(Stored data entries)
______________________________

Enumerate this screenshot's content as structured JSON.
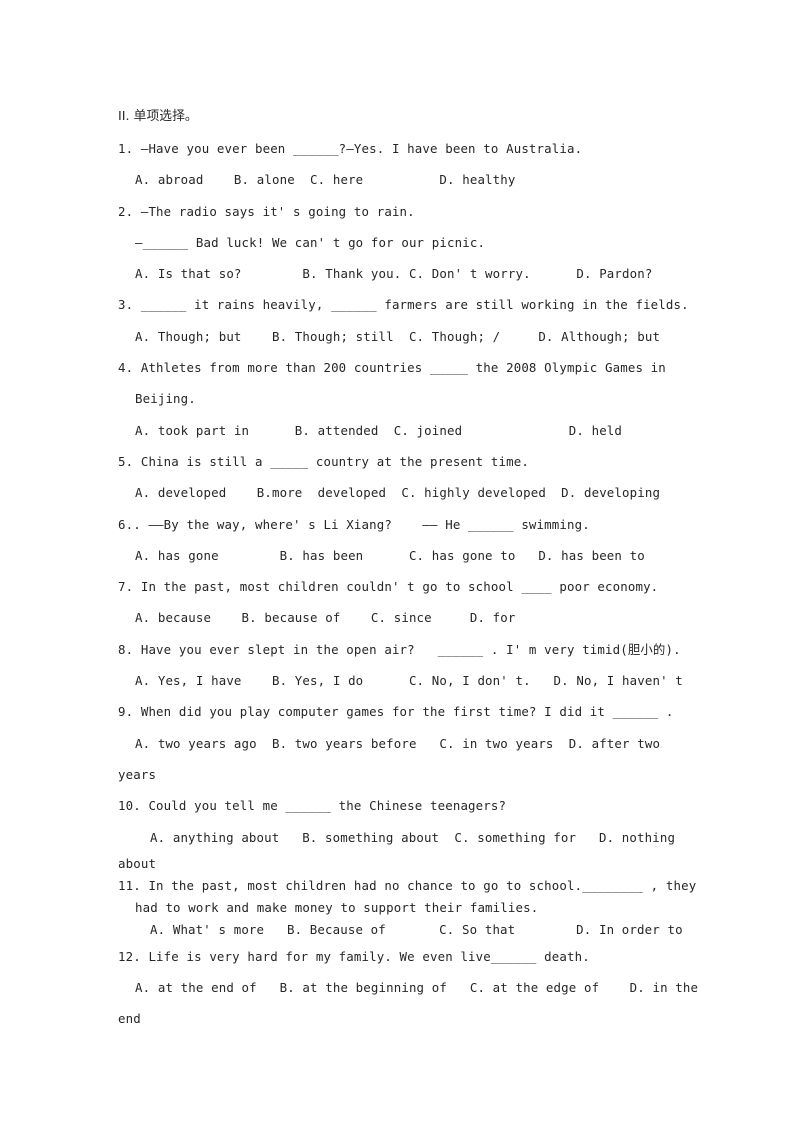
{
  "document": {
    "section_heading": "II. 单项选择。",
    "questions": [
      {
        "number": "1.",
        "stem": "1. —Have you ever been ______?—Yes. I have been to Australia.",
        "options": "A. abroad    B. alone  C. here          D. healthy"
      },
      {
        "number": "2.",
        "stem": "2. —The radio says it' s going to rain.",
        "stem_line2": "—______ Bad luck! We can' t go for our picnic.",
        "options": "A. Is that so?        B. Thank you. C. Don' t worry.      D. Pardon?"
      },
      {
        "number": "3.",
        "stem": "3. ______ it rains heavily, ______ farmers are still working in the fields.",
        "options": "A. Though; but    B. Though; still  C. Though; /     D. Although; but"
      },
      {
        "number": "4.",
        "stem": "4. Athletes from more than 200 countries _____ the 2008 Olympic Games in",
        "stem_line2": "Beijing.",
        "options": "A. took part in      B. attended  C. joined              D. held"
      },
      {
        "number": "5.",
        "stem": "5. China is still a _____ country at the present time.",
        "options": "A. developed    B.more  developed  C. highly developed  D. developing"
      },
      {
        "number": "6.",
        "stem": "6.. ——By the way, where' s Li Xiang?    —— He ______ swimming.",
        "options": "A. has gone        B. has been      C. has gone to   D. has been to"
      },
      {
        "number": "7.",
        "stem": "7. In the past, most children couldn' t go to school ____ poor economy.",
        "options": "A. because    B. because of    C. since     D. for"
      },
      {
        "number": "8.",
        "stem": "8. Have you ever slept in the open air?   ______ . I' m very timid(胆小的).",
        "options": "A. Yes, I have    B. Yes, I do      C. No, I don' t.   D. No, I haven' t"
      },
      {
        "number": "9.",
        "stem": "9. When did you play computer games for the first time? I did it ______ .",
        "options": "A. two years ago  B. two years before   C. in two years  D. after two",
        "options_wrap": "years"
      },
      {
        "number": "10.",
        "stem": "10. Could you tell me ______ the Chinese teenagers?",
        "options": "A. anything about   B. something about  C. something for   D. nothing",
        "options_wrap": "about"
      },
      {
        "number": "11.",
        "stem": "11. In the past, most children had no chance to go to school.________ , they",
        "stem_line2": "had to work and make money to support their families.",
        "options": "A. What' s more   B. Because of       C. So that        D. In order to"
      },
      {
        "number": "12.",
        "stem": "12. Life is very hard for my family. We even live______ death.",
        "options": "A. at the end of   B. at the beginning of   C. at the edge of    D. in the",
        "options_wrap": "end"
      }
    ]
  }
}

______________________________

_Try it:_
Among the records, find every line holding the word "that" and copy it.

_Finished exercise:_
        "options": "A. Is that so?        B. Thank you. C. Don' t worry.      D. Pardon?"
        "options": "A. What' s more   B. Because of       C. So that        D. In order to"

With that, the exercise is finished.